Excerpts from a dataset
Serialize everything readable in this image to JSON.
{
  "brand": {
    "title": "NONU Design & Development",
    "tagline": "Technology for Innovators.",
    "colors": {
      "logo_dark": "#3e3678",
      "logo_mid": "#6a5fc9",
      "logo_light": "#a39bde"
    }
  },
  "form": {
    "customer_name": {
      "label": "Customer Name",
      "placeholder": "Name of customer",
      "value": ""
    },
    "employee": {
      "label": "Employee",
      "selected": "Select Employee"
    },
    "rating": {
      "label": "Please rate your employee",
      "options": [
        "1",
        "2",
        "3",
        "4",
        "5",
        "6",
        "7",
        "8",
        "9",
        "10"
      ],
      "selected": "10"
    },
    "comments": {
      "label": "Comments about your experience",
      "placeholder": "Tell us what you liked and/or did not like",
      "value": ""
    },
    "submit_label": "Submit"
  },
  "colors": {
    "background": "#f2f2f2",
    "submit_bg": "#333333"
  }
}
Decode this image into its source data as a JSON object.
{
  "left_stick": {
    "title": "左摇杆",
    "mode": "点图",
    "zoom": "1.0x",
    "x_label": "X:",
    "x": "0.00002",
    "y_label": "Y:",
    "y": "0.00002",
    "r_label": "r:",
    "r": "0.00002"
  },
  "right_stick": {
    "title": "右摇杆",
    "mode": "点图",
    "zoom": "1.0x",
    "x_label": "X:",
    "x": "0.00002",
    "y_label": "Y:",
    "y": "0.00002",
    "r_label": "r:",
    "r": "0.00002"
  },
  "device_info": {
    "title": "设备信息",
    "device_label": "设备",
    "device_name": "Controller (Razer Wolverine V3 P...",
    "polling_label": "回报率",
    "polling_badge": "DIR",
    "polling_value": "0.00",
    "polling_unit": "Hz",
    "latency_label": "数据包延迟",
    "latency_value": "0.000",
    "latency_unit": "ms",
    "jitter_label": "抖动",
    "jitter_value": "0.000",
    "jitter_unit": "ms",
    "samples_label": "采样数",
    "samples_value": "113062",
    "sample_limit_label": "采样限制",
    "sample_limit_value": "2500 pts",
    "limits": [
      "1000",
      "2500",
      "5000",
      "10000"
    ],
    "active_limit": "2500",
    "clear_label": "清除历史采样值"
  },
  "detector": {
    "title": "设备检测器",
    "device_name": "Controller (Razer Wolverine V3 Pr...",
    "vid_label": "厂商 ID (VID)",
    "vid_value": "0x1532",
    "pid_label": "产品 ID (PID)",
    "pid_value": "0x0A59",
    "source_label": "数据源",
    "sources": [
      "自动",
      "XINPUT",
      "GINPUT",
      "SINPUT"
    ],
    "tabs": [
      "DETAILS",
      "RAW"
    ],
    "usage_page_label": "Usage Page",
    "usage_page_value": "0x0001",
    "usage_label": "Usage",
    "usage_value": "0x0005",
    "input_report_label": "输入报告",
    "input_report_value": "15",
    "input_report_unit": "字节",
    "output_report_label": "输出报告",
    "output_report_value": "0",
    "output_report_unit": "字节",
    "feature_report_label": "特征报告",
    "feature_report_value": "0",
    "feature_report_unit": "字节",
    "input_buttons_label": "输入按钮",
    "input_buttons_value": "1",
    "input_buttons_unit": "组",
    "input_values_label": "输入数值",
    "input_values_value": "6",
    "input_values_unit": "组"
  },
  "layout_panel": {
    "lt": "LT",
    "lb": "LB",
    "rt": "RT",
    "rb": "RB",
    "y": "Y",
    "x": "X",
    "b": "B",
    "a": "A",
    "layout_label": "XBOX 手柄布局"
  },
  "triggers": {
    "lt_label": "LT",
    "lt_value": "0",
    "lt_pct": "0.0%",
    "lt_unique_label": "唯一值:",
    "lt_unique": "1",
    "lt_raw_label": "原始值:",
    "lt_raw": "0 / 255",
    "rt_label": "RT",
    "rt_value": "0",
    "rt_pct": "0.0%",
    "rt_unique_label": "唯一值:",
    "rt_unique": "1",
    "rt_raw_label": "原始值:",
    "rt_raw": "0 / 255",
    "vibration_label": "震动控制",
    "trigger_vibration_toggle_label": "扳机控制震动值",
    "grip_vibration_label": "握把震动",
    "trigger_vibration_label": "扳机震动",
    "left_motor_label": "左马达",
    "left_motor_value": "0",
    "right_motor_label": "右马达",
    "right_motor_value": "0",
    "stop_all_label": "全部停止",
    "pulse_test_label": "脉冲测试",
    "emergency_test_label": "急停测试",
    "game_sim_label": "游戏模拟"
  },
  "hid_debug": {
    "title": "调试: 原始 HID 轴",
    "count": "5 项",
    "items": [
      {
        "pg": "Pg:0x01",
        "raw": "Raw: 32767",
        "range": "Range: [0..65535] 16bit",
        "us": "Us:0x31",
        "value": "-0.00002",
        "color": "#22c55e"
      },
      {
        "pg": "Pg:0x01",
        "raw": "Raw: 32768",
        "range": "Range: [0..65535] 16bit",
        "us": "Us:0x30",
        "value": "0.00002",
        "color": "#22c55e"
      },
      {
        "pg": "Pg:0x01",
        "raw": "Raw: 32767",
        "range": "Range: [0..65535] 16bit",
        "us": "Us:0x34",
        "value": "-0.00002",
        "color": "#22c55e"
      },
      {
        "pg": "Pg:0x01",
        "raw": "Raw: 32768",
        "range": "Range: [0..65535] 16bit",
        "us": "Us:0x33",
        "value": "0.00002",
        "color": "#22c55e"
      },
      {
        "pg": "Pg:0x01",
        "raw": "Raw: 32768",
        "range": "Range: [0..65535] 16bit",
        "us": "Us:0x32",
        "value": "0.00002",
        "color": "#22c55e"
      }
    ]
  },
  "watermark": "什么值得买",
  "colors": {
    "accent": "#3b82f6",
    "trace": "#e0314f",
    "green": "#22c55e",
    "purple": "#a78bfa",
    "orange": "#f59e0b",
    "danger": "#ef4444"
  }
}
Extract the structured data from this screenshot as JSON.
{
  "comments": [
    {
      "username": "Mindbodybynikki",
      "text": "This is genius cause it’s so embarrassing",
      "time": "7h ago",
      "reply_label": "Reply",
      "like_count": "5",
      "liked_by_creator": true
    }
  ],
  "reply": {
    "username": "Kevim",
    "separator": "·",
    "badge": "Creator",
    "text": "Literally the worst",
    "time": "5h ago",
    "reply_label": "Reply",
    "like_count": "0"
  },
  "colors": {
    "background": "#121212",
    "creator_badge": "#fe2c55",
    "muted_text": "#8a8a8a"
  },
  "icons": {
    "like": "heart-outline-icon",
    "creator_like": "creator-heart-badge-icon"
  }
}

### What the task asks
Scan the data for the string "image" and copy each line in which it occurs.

### Solution below
Serialize everything readable in this image to JSON.
Decode this image into its source data as a JSON object.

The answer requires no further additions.